Everyone told Hack that the Nazis came into power in 1933 and the Titanic sunk in 1912, but he was so obsessed with “Titanic” star Frances Fisher that he didn’t listen and wrote the book in a few hours. It’s a spirited read.
This was written when Hack’s crush on “Titanic” star Frances Fisher was at its most intense. He consider her to be the love of his life to this day, despite not being able to get closer than 50 yards from her because of multiple restraining orders.
This was one of Hack’s many attempts to impress “Titanic” star Frances Fisher. As soon as it hit the shelves, his publisher John Kane was inundated with cease-and-desist orders and had to pull all copies from circulation. Undaunted, Hack got Ms. Fisher’s address from a “map of the star’s homes” and had a copy delivered to her. Regrettably, the map was woefully inaccurate and it wound up at the house of a plumber is Los Feliz, but he reported enjoyed the book thoroughly.
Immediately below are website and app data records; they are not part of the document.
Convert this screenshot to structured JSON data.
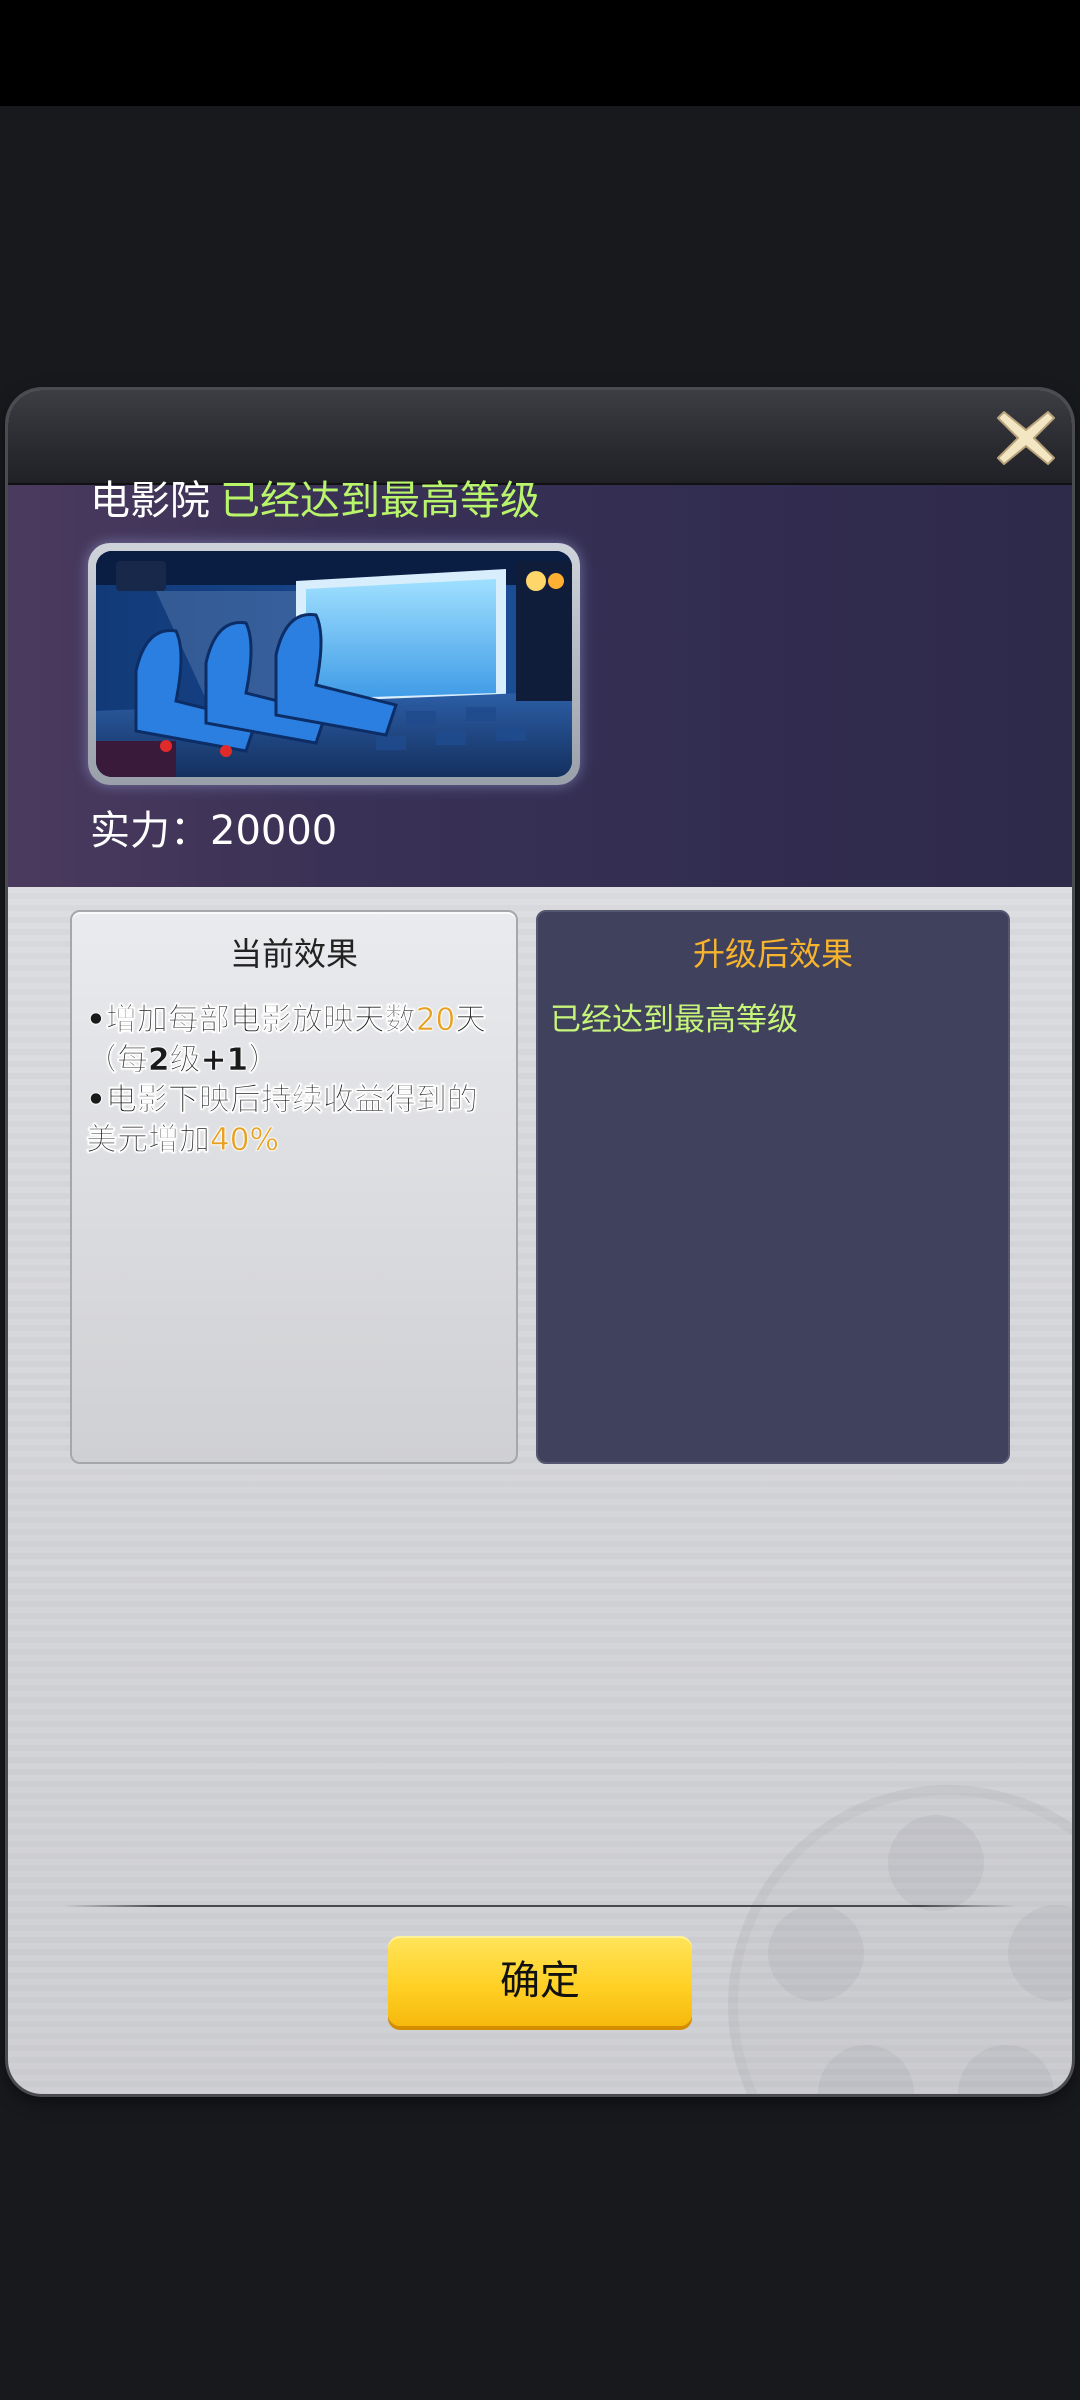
{
  "building": {
    "name": "电影院",
    "level_status": "已经达到最高等级",
    "power_label": "实力：",
    "power_value": "20000"
  },
  "current_panel": {
    "title": "当前效果",
    "effect1_prefix": "•增加每部电影放映天数",
    "effect1_value": "20",
    "effect1_suffix": "天（每2级+1）",
    "effect2_prefix": "•电影下映后持续收益得到的美元增加",
    "effect2_value": "40%"
  },
  "next_panel": {
    "title": "升级后效果",
    "text": "已经达到最高等级"
  },
  "buttons": {
    "confirm_label": "确定"
  },
  "icons": {
    "close": "close-icon",
    "cinema": "cinema-thumbnail",
    "reel": "film-reel-icon"
  },
  "colors": {
    "accent_green": "#b9f56a",
    "accent_orange": "#f7b42c",
    "highlight_value": "#e7a020",
    "confirm_yellow": "#ffd126"
  }
}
Hack’s obsession with the film “Titanic” and its star Frances Fisher is common knowledge and he wrote the story from the point of view of her character Ruth Dewitt Bukater to clear up what he felt were some inconsistencies in the story. For instance, when Ruth hooks up with a Hack Werker-like writer of pulp fiction while her daughter Rose is off doing who-knows-what with Jack, he tries to introduce her to the wonders of anal sex. She is so furious that she rips the door off her cabin closet and clobbers him over the head with it, breaking it in half with the blow. When the same door floats to the water’s surface after the ship sinks giving Rose something to ride on to safety, Ruth’s attack has rendered it too small to also carry Jack so he sinks to a watery grave.